[[ DATA SHOWN, beginning ]]

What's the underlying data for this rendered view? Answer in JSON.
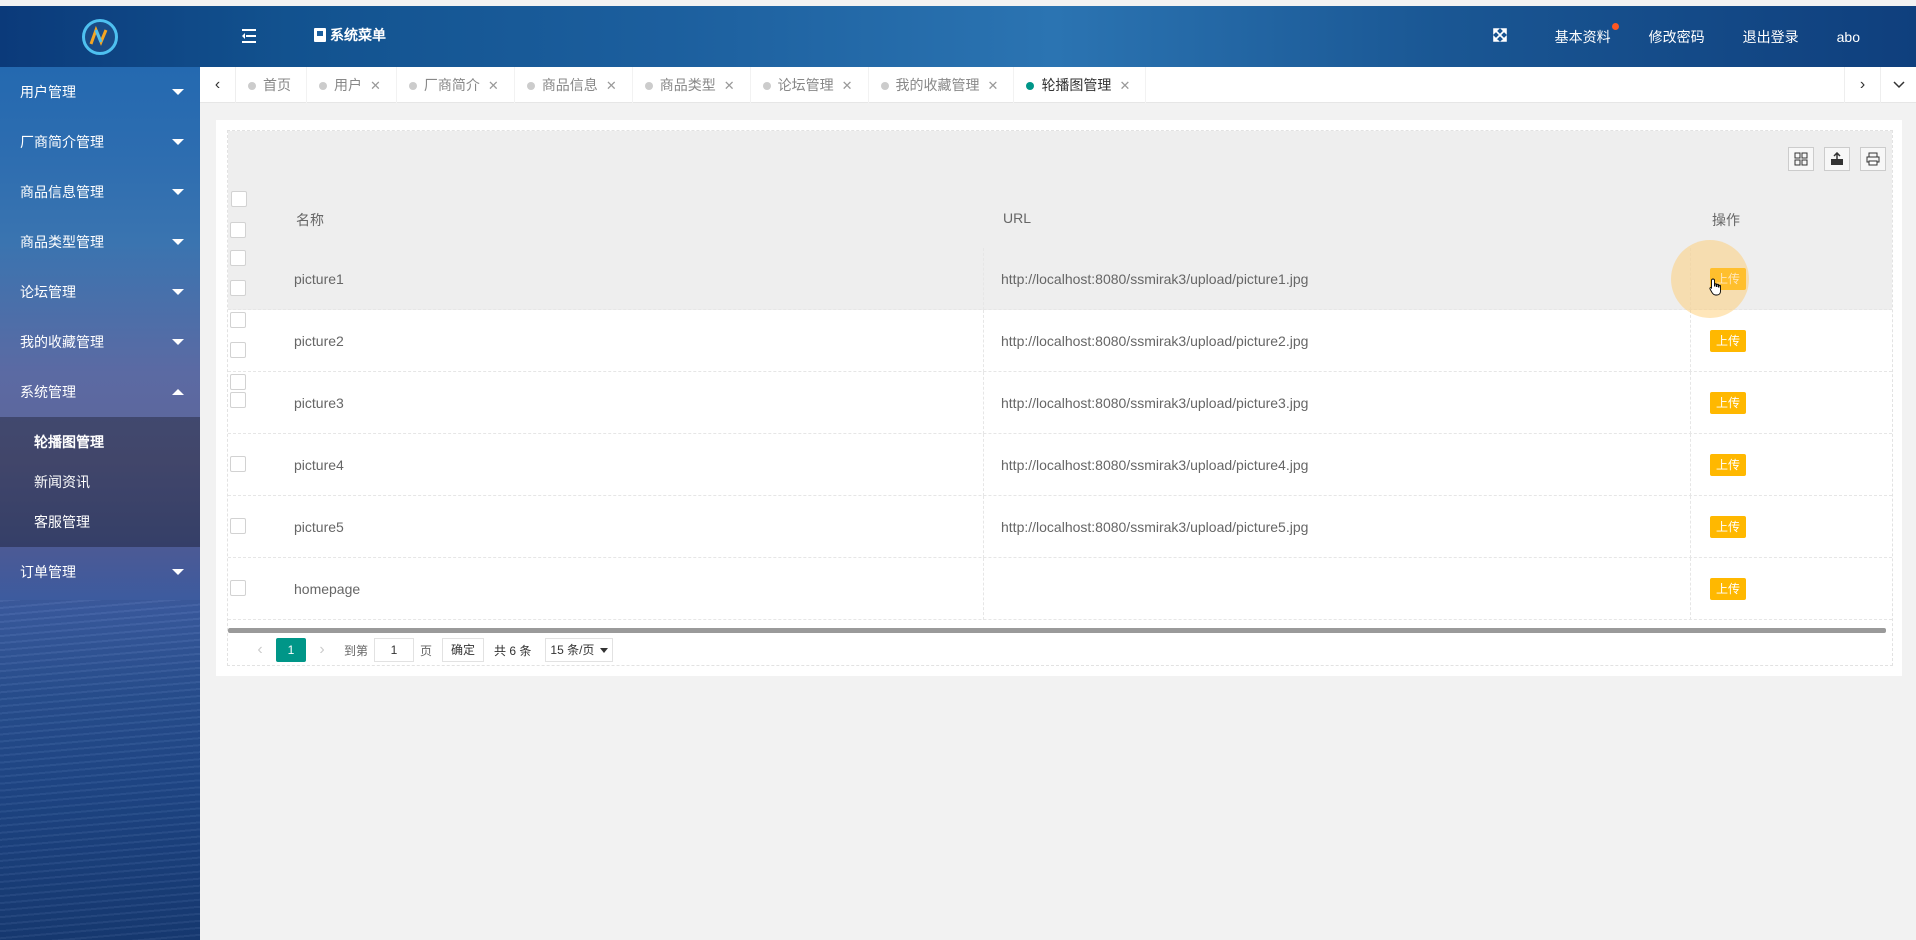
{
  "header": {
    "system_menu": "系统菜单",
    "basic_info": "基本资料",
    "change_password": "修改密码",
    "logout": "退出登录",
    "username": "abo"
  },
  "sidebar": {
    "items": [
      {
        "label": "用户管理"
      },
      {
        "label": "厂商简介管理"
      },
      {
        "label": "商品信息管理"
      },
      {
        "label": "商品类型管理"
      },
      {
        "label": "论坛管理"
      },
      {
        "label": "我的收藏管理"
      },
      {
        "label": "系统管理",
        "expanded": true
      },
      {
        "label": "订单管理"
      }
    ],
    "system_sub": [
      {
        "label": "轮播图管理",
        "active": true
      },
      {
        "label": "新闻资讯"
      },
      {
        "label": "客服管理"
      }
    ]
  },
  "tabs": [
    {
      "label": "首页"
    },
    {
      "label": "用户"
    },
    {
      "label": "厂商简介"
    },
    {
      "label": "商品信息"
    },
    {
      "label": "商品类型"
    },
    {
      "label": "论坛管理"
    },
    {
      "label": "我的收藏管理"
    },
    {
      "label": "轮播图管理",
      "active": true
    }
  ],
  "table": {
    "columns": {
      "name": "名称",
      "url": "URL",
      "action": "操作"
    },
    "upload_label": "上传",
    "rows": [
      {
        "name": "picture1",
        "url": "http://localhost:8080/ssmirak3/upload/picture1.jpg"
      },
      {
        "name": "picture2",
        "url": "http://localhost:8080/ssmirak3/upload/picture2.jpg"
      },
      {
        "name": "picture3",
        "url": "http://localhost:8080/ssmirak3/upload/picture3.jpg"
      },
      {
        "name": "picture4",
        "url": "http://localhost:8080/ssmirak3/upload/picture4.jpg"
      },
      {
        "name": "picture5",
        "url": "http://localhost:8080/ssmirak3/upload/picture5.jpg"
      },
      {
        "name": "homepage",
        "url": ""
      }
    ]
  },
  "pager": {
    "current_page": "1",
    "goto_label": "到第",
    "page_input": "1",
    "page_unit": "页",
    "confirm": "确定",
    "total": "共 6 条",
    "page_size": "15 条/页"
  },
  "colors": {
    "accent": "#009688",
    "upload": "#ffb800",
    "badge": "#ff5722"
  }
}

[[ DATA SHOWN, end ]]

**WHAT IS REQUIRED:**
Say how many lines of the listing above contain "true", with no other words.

**SOLUTION TO THIS TASK:**
3